From Type 1 diabetes to cutaneous melanoma
Nadine Nagy and Sanna Pasonen-Seppänen were named the joint winners of the Herbert Tabor Young Investigator awards at the 2013 International Hyaluronan Conference in June in Oklahoma City.
Nagy, a postdoctoral research fellow in the laboratory of Thomas N. Wight at the Benaroya Research Institute in Seattle, was recognized for her work investigating the role of hyaluronan and associated extracellular matrix molecules in the development and progression of Type 1 diabetes.
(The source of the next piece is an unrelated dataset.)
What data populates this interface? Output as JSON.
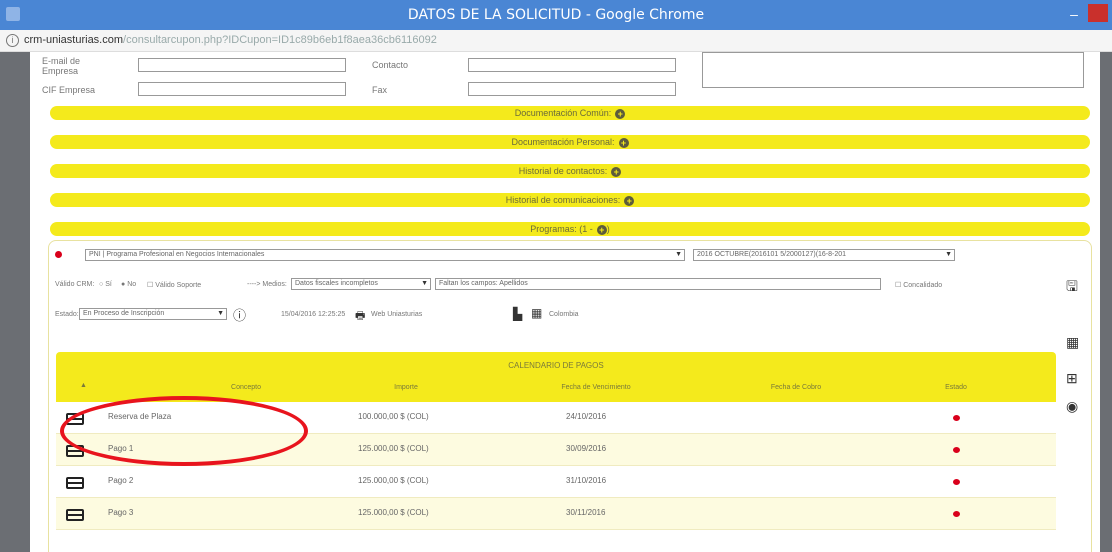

Her novel findings indicate that alterations in hyaluronan and hyaluronan-associated molecules accompany the invasion and destruction of pancreatic islet tissue by T cells and may create a permissive environment for autoimmune attacks. She aims to facilitate the use of hyaluronan-directed therapies as a potential means to prevent juvenile diabetes in the future.
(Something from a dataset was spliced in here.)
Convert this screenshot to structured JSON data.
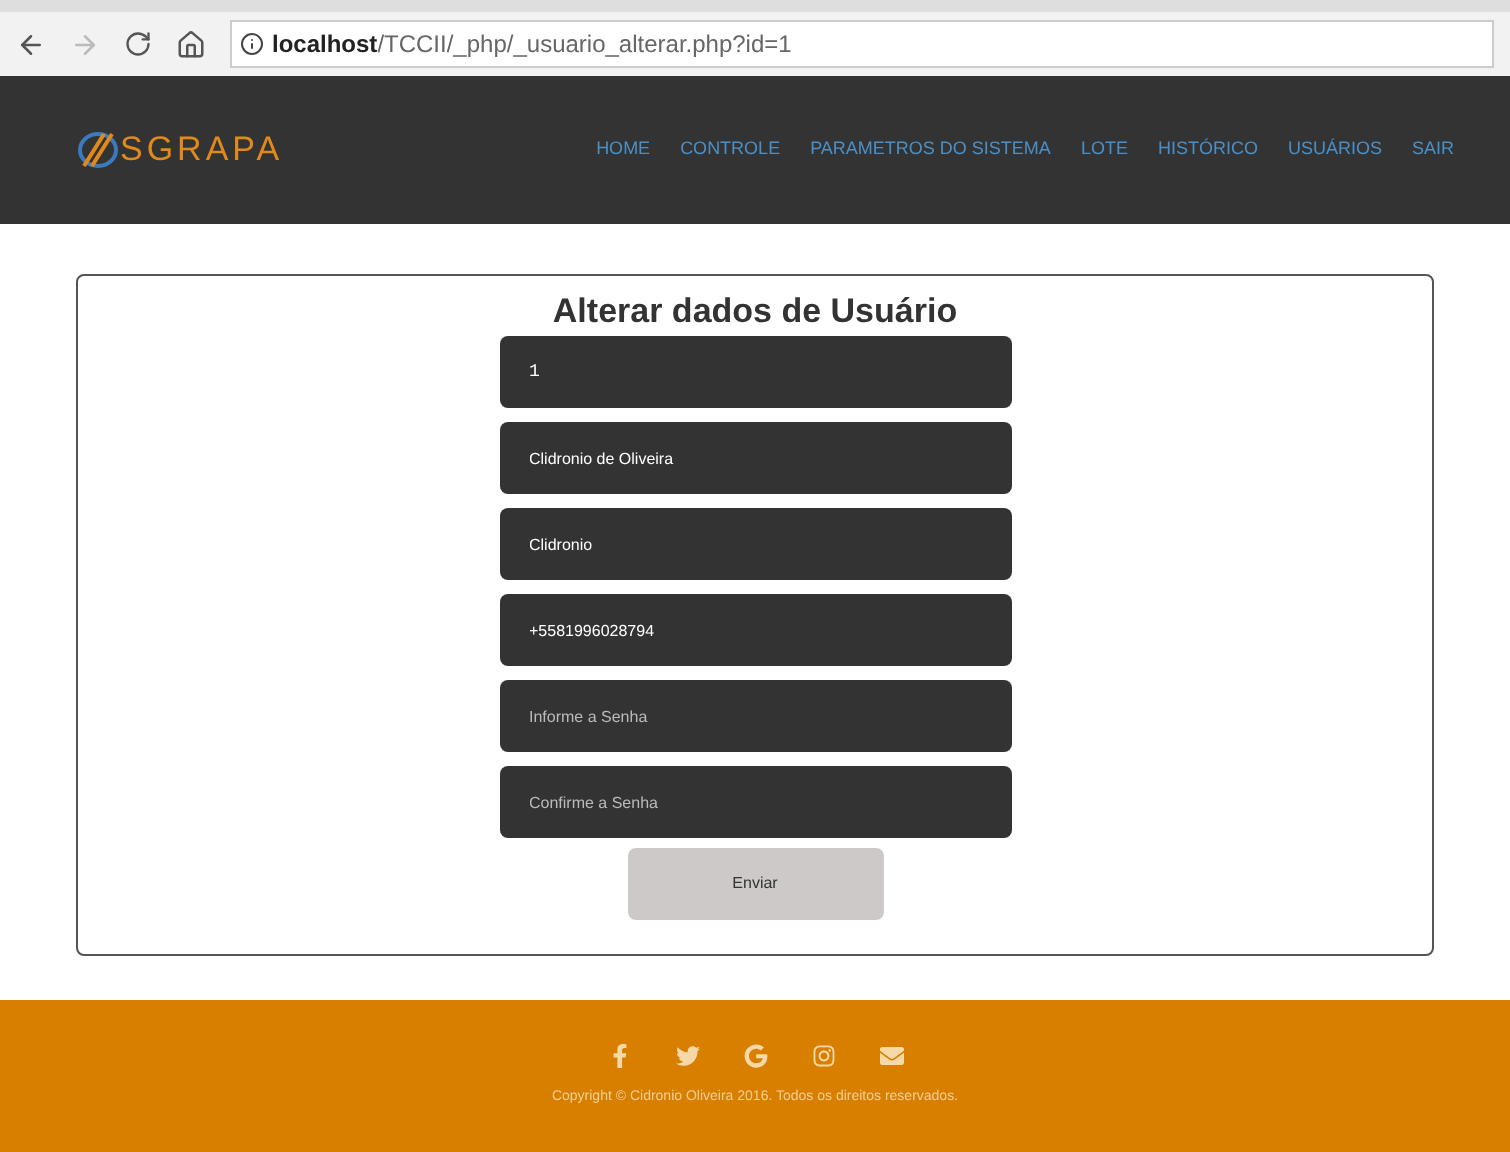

Nagy received her Ph.D. from the University of Duisburg-Essen in Germany, where she studied the role of hyaluronan in chronic atherosclerosis. She then completed a postdoctoral stint at the neighboring University of Dusseldorf.
“Hyaluronan is a fascinating molecule that functions as pro- or anti-inflammatory in a disease- and progression-specific context,” explains Nagy. Type 1 diabetes “is an interesting and challenging disease to work on. The incidence and prevalence is rising annually. Currently, there is no effective therapy, and the triggering mechanism is still not known. The JBC Herb Tabor Young Investigator Award is an enormous honor and a great motivation to pursue my research.”
Pasonen-Seppänen, an assistant professor in the University of Eastern Finland, was recognized for her work studying the role of stromal cells in the progression of cutaneous melanoma. Her research includes investigations into the role of hyaluronan in tumor and stromal cell interactions.
Pasonen-Seppänen received her Ph.D. from the University of Kuopio in Finland under the guidance of Raija Tammi and Markku Tammi. Her doctoral dissertation thesis, for which she received the university’s Best Thesis Award in 2006, focused on the effect of epidermal growth factor and keratinocyte growth factor on metabolism of hyaluronan and keratinocyte differentiation.
Her current research focuses on the role of hyaluronan in the progression of cutaneous melanoma. Her studies have demonstrated that melanoma cells activate the phosphatidylinositol 3′-kinase(PI3K)-Akt signaling pathway in fibroblasts, resulting in hyaluronan synthase upregulation and enhanced hyaluronan production. This is accompanied with increased matrix metalloproteinase 9 production and increased invasion of the fibroblasts in the matrix. Additionally, her studies suggest that hyaluronan expression inversely correlates with melanoma aggressiveness. These findings indicate that hyaluronan may favor tumor progression in the early stage of melanoma, when melanoma cells lose their contacts to keratinocytes and start to invade.
Kamalika Saha (email@example.com) is a graduate student in the biochemistry and molecular biology department at the University of Maryland, Baltimore.